• **Activity**
Copy each line of the data below with the word "Global".

• **Records for processing**
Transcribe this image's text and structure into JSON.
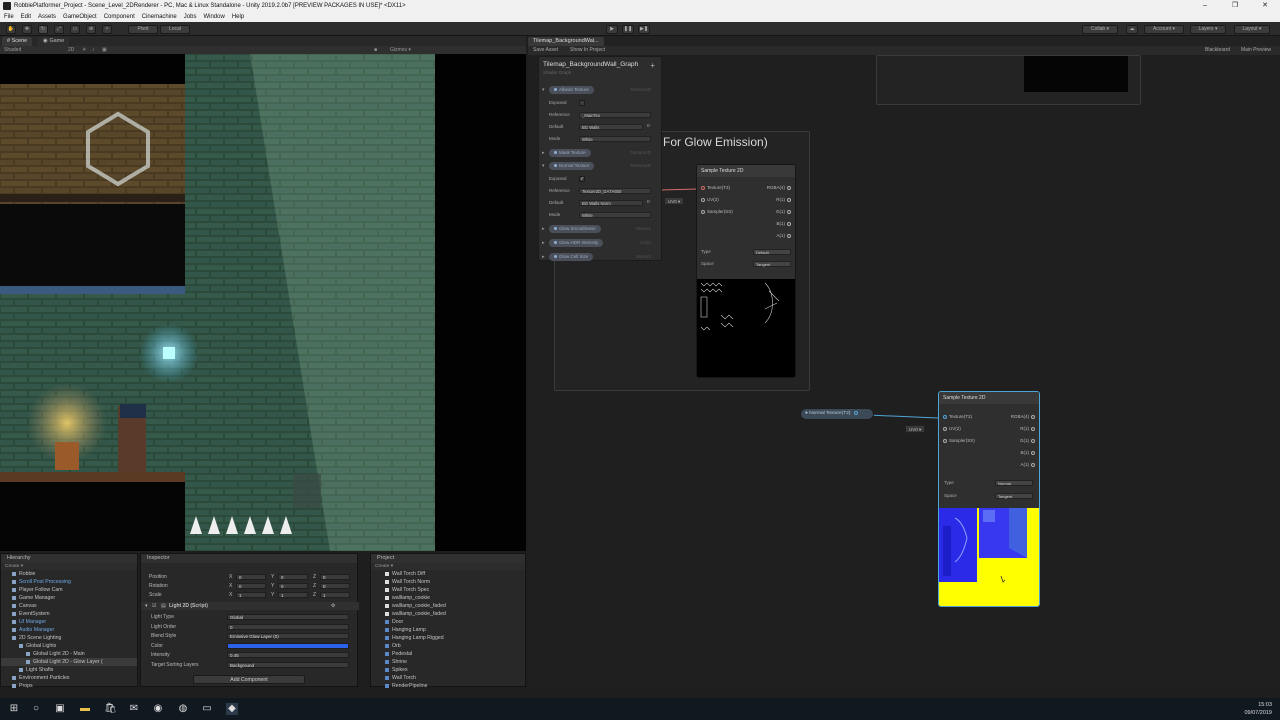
{
  "window": {
    "title": "RobbiePlatformer_Project - Scene_Level_2DRenderer - PC, Mac & Linux Standalone - Unity 2019.2.0b7 [PREVIEW PACKAGES IN USE]* <DX11>",
    "minimize": "–",
    "maximize": "❐",
    "close": "✕"
  },
  "menu": [
    "File",
    "Edit",
    "Assets",
    "GameObject",
    "Component",
    "Cinemachine",
    "Jobs",
    "Window",
    "Help"
  ],
  "toolbar": {
    "pivot": "Pivot",
    "local": "Local",
    "collab": "Collab ▾",
    "account": "Account ▾",
    "layers": "Layers ▾",
    "layout": "Layout ▾"
  },
  "scene_panel": {
    "tabs": [
      "Scene",
      "Game"
    ],
    "shading": "Shaded",
    "mode_2d": "2D",
    "gizmos": "Gizmos ▾"
  },
  "graph_panel": {
    "tab": "Tilemap_BackgroundWal...",
    "save": "Save Asset",
    "show": "Show In Project",
    "blackboard_btn": "Blackboard",
    "preview_btn": "Main Preview",
    "group_title": "For Glow Emission)",
    "blackboard": {
      "title": "Tilemap_BackgroundWall_Graph",
      "subtitle": "Shader Graph",
      "add": "+",
      "props": [
        {
          "name": "Albedo Texture",
          "type": "Texture2D"
        },
        {
          "name": "Mask Texture",
          "type": "Texture2D"
        },
        {
          "name": "Normal Texture",
          "type": "Texture2D"
        },
        {
          "name": "Glow Smoothness",
          "type": "Vector1"
        },
        {
          "name": "Glow HDR Intensity",
          "type": "Color"
        },
        {
          "name": "Glow Cell Size",
          "type": "Vector1"
        }
      ],
      "labels": {
        "exposed": "Exposed",
        "reference": "Reference",
        "default": "Default",
        "mode": "Mode",
        "ref1": "_MainTex",
        "def1": "BG Walls",
        "mode1": "White",
        "ref2": "Texture2D_DA7A650",
        "def2": "BG Walls Norm",
        "mode2": "White",
        "zero": "0"
      }
    },
    "node1": {
      "title": "Sample Texture 2D",
      "inputs": [
        "Texture(T2)",
        "UV(2)",
        "Sampler(SS)"
      ],
      "outputs": [
        "RGBA(4)",
        "R(1)",
        "G(1)",
        "B(1)",
        "A(1)"
      ],
      "type_label": "Type",
      "type_value": "Default",
      "space_label": "Space",
      "space_value": "Tangent"
    },
    "node2": {
      "title": "Sample Texture 2D",
      "inputs": [
        "Texture(T2)",
        "UV(2)",
        "Sampler(SS)"
      ],
      "outputs": [
        "RGBA(4)",
        "R(1)",
        "G(1)",
        "B(1)",
        "A(1)"
      ],
      "type_label": "Type",
      "type_value": "Normal",
      "space_label": "Space",
      "space_value": "Tangent"
    },
    "uv_chip": "UV0 ▾",
    "property_node": "Normal Texture(T2)"
  },
  "hierarchy": {
    "title": "Hierarchy",
    "create": "Create ▾",
    "items": [
      {
        "label": "Robbie",
        "indent": 1,
        "style": ""
      },
      {
        "label": "Scroll Post Processing",
        "indent": 1,
        "style": "blue"
      },
      {
        "label": "Player Follow Cam",
        "indent": 1,
        "style": ""
      },
      {
        "label": "Game Manager",
        "indent": 1,
        "style": ""
      },
      {
        "label": "Canvas",
        "indent": 1,
        "style": ""
      },
      {
        "label": "EventSystem",
        "indent": 1,
        "style": ""
      },
      {
        "label": "UI Manager",
        "indent": 1,
        "style": "blue"
      },
      {
        "label": "Audio Manager",
        "indent": 1,
        "style": "blue"
      },
      {
        "label": "2D Scene Lighting",
        "indent": 1,
        "style": ""
      },
      {
        "label": "Global Lights",
        "indent": 2,
        "style": ""
      },
      {
        "label": "Global Light 2D - Main",
        "indent": 3,
        "style": ""
      },
      {
        "label": "Global Light 2D - Glow Layer (",
        "indent": 3,
        "style": "sel"
      },
      {
        "label": "Light Shafts",
        "indent": 2,
        "style": ""
      },
      {
        "label": "Environment Particles",
        "indent": 1,
        "style": ""
      },
      {
        "label": "Props",
        "indent": 1,
        "style": ""
      }
    ]
  },
  "inspector": {
    "title": "Inspector",
    "position": "Position",
    "rotation": "Rotation",
    "scale": "Scale",
    "x": "X",
    "y": "Y",
    "z": "Z",
    "pos": [
      "0",
      "0",
      "0"
    ],
    "rot": [
      "0",
      "0",
      "0"
    ],
    "scl": [
      "1",
      "1",
      "1"
    ],
    "component": "Light 2D (Script)",
    "fields": [
      {
        "label": "Light Type",
        "value": "Global"
      },
      {
        "label": "Light Order",
        "value": "0"
      },
      {
        "label": "Blend Style",
        "value": "Emissive Glow Layer (0)"
      },
      {
        "label": "Color",
        "value": ""
      },
      {
        "label": "Intensity",
        "value": "0.45"
      },
      {
        "label": "Target Sorting Layers",
        "value": "Background"
      }
    ],
    "add_component": "Add Component",
    "color_value": "#2c62e8"
  },
  "project": {
    "title": "Project",
    "create": "Create ▾",
    "items": [
      "Wall Torch Diff",
      "Wall Torch Norm",
      "Wall Torch Spec",
      "walllamp_cookie",
      "walllamp_cookie_faded",
      "walllamp_cookie_faded",
      "Door",
      "Hanging Lamp",
      "Hanging Lamp Rigged",
      "Orb",
      "Pedestal",
      "Shrine",
      "Spikes",
      "Wall Torch",
      "RenderPipeline"
    ]
  },
  "taskbar": {
    "time": "15:03",
    "date": "09/07/2019"
  },
  "colors": {
    "accent": "#4ea6d8",
    "preview_yellow": "#ffff00",
    "normal_blue": "#2a2ae8"
  }
}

• **Final answer**
        "label": "Global Lights",
        "label": "Global Light 2D - Main",
        "label": "Global Light 2D - Glow Layer (",
        "value": "Global"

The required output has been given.